  3. The cost-of-living crisis in the West and sluggish global economic growth means new green incentives will not support the speed of transition needed alone. Redirecting harmful subsidies can spur affordable clean energy and investment in energy infrastructure in emerging markets and developing economies.


It is also time for political attention on carbon pricing. Again, the IMF has called for floor prices to spur the transition without undermining competitiveness, and effective pricing drives innovation and investment in clean energy.


The industry needs to be at the table as the energy transition speeds and scales, but in a constructive way. COP28 offers an opportunity for the industry to reset its narrative. 


Five critical elements

But beyond using the COP28 Presidency as a bully pulpit, there are five critical elements of a Dubai energy package, hopefully accompanied by an ambitious set of finance commitments.  


Firstly, there should be specific commitments to end methane emissions. The Global Methane Pledge of 2021 has broad support but soft teeth. The industry can do more, and quickly, and pledge funds to help developing countries with technical support if necessary.


Secondly, to respond to the GST call for phase-out, industry leaders should commit to numerical targets in a more significant shift in capital allocation towards clean energy, in line with International Energy Agency (IEA) recommendations.  

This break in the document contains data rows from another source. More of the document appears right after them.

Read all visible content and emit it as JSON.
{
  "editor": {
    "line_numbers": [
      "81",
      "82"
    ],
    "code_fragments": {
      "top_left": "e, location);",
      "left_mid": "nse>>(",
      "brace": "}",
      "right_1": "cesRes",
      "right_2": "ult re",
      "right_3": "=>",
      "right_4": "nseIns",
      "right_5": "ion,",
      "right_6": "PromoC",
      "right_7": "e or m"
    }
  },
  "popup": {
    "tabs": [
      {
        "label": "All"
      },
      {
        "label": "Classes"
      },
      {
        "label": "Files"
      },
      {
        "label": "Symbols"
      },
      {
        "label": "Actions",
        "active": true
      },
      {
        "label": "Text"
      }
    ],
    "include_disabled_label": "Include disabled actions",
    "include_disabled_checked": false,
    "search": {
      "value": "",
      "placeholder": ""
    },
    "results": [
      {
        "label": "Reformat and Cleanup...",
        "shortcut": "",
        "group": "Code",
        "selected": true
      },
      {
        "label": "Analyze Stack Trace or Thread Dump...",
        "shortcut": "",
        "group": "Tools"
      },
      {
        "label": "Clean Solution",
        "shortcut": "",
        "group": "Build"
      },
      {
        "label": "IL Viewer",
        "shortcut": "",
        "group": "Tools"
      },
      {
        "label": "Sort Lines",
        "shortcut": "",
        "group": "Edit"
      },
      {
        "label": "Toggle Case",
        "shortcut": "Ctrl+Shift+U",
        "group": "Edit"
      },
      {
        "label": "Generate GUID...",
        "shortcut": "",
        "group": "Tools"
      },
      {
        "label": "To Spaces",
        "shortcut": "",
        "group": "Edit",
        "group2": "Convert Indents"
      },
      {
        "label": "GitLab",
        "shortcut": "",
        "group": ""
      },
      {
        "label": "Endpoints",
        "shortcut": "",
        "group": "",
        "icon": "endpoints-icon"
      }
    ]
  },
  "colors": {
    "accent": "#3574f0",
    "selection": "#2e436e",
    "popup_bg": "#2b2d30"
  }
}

Thirdly, the industry can work with petrostates to redirect a share of their windfall profits to climate action. The IEA estimated that in 2022, the industry's windfall was $4tn. Just 1% is $40bn, and the IEA estimates that the cost of closing the energy access gap is around $30bn. That builds resilience for some of the most vulnerable in the world. This tax or fee has support from some countries, the UN Secretary-General António Guterres, former UK Prime Minister Gordon Brown, and some oil and gas executives. It's time for the UAE to secure a coalition of the working and get it done.  


Fourthly, COP28 marks the beginning, not the end, of the UAE's presidency. We can expect announcements on finance and growing renewable energy in addition to the $4.5bn investment package announced at the recent Africa Climate Summit. The UAE should provide a place for the industry to unite to drive action.  

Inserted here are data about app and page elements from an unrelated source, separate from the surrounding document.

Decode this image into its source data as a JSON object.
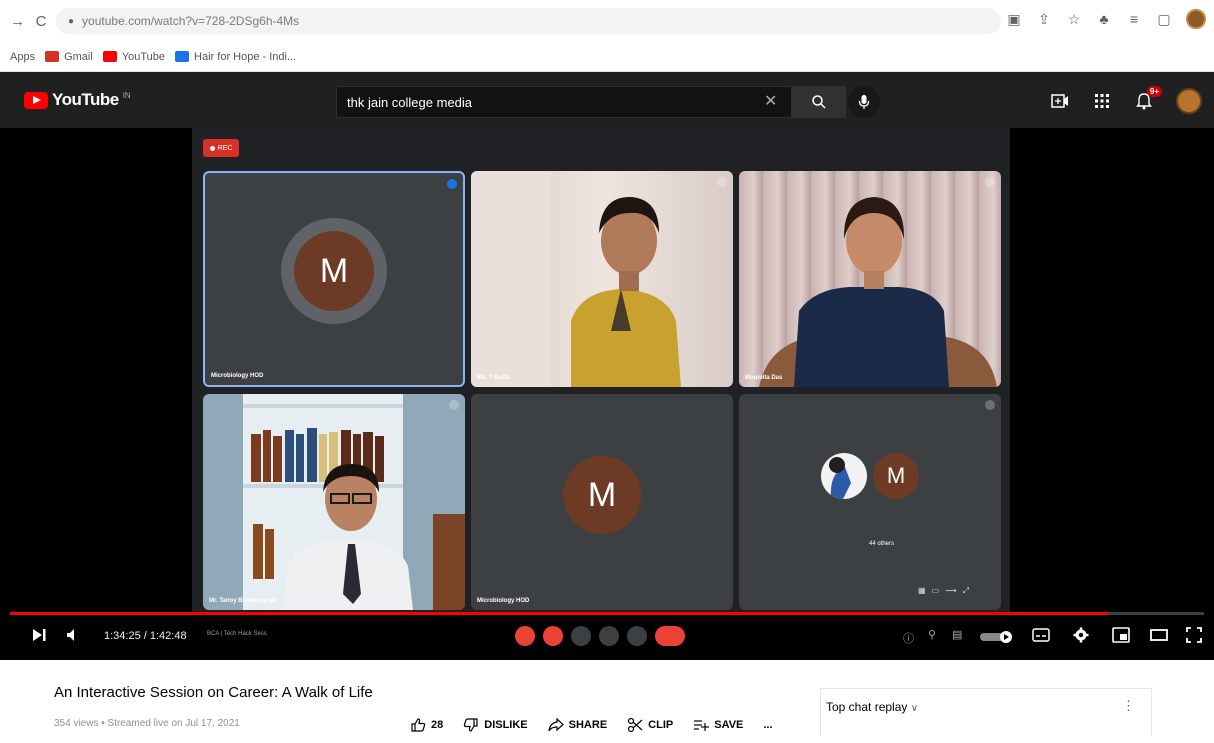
{
  "browser": {
    "url": "youtube.com/watch?v=728-2DSg6h-4Ms",
    "bookmarks": [
      {
        "label": "Apps",
        "color": ""
      },
      {
        "label": "Gmail",
        "color": "#d93025"
      },
      {
        "label": "YouTube",
        "color": "#ff0000"
      },
      {
        "label": "Hair for Hope - Indi...",
        "color": "#1a73e8"
      }
    ]
  },
  "youtube": {
    "logo_text": "YouTube",
    "region": "IN",
    "search_query": "thk jain college media",
    "notification_count": "9+"
  },
  "meet": {
    "rec_label": "REC",
    "tiles": [
      {
        "name": "Microbiology HOD",
        "avatar_letter": "M"
      },
      {
        "name": "Ms. T Dutta",
        "avatar_letter": ""
      },
      {
        "name": "Moumita Das",
        "avatar_letter": ""
      },
      {
        "name": "Mr. Tanoy Bhattacharya",
        "avatar_letter": ""
      },
      {
        "name": "Microbiology HOD",
        "avatar_letter": "M"
      },
      {
        "name": "",
        "avatar_letter": "M",
        "others_label": "44 others"
      }
    ]
  },
  "player": {
    "time": "1:34:25 / 1:42:48",
    "chapter": "BCA | Tech Hack Sess",
    "progress": 0.92
  },
  "video": {
    "title": "An Interactive Session on Career: A Walk of Life",
    "meta": "354 views • Streamed live on Jul 17, 2021",
    "likes": "28",
    "dislike": "DISLIKE",
    "share": "SHARE",
    "clip": "CLIP",
    "save": "SAVE",
    "more": "..."
  },
  "chat": {
    "title": "Top chat replay",
    "chevron": "∨",
    "menu": "⋮"
  },
  "colors": {
    "yt_red": "#ff0000",
    "meet_bg": "#202124",
    "tile_bg": "#3c4043",
    "avatar_brown": "#6d3a25"
  }
}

Industry climate leadership has focused on listed majors, but the differences between European firms, US firms and leadingnational oil companies (NOCs) have slowed progress. But at the same time, most NOCs still need to meet to discuss managed transitions involving the fossil fuel phase-out. Climate is just one item on the agenda when they convene, whether in Houston or Vienna. The UAE could provide an explicit platform for intensive and comprehensive industry transition.  


Finally, COP28 should mark a change in the industry's approach to transparency and trust. How the industry engages with governments, individually and through industry associations, is still far from the behaviour of an industry committed to net zero goals. Past behaviour is a matter for the courts as strategic litigation challenges countries and firms on how they act based on science. But in the future, responsibility for a change in behaviour lies in the boardroom.  

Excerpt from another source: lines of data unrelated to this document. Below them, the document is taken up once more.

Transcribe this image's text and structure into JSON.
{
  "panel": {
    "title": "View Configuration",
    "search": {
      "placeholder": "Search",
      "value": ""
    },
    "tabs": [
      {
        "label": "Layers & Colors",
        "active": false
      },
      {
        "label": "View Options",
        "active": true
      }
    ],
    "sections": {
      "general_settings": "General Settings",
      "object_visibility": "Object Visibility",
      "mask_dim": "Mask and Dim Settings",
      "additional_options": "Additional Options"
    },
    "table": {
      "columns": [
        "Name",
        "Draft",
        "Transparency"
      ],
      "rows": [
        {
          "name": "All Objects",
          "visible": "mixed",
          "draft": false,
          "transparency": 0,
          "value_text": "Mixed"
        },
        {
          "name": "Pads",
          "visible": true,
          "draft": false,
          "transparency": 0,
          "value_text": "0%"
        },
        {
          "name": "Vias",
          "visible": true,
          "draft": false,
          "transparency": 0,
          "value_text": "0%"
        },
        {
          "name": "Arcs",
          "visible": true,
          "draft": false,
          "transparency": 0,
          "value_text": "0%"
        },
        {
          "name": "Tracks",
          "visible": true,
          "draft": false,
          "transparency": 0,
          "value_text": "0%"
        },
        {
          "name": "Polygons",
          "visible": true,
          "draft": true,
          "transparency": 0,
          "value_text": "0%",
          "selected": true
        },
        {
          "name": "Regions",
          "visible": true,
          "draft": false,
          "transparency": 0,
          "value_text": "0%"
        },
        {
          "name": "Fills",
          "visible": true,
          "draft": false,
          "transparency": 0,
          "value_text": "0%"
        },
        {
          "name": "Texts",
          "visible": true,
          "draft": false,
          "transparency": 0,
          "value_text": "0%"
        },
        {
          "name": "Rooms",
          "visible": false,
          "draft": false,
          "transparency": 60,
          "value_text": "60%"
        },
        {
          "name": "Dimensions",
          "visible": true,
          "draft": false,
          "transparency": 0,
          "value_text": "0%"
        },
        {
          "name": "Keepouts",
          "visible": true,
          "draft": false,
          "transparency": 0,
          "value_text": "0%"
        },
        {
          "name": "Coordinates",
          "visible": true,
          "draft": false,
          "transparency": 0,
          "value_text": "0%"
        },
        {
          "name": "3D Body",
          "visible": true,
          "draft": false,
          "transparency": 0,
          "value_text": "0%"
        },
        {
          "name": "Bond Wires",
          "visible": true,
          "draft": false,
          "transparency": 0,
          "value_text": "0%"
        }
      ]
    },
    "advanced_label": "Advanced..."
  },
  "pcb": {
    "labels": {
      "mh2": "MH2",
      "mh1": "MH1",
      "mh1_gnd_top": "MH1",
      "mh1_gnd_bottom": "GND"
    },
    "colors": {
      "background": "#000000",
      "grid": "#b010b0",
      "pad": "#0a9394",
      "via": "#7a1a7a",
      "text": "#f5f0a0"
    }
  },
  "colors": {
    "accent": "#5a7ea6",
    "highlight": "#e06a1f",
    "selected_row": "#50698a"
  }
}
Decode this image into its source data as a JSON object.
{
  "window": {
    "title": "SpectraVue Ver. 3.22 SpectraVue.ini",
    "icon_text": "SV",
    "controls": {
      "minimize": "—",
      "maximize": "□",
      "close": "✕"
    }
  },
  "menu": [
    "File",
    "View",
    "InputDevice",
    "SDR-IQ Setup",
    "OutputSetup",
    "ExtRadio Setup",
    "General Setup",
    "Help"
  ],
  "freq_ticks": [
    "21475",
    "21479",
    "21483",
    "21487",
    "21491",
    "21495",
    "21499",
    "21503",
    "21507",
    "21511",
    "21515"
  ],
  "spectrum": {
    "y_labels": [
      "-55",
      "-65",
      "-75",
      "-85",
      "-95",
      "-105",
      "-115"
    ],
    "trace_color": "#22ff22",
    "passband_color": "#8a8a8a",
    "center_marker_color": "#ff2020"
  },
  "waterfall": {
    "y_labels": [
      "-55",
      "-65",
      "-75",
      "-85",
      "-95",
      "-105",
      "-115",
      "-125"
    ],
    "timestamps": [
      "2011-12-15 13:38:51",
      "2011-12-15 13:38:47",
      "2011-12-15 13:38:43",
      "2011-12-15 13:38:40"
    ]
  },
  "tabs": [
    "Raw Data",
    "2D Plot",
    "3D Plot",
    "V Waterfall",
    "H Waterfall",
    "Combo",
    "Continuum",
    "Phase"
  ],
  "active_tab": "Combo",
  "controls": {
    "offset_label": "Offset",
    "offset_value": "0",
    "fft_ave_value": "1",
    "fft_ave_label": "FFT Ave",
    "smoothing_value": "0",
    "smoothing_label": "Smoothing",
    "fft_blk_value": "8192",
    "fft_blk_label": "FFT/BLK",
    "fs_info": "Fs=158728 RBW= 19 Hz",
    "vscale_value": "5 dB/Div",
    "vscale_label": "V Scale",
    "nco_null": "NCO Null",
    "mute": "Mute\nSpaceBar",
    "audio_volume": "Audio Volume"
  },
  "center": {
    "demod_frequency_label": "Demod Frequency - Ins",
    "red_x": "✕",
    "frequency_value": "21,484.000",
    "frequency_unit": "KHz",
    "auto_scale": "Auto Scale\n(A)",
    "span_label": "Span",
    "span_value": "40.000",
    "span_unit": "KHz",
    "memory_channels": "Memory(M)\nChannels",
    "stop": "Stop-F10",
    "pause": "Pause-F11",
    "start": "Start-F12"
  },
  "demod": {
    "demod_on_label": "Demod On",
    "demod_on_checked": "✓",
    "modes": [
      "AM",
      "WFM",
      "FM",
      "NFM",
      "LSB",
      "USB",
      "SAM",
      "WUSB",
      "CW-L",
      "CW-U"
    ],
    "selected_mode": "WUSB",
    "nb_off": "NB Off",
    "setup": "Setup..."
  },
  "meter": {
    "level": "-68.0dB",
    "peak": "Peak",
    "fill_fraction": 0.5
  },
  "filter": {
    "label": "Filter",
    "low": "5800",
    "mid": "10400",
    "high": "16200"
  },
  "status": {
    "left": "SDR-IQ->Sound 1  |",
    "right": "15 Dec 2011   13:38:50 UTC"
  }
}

The industry needs to be at the table as the energy transition speeds and scales, but in a constructive way. COP28 offers an opportunity for the industry to reset its narrative. The science is clear. The stocktake is clear. The UAE understands the industry's challenges. In COP28's energy package, industry leaders should commit to specific, measurable, urgent and ambitious targets, signalling a different engagement from companies whose transition will make the difference between smooth success and expensive dislocation for the countries and communities they serve, their shareholders and employees.  


The question to the COP President-elect and the ruling family behind him is: If not now, then when; and if not you, then who? 


The views and opinions expressed in this article are strictly those of the author only and are not necessarily given or endorsed by or on behalf of the Energy Institute.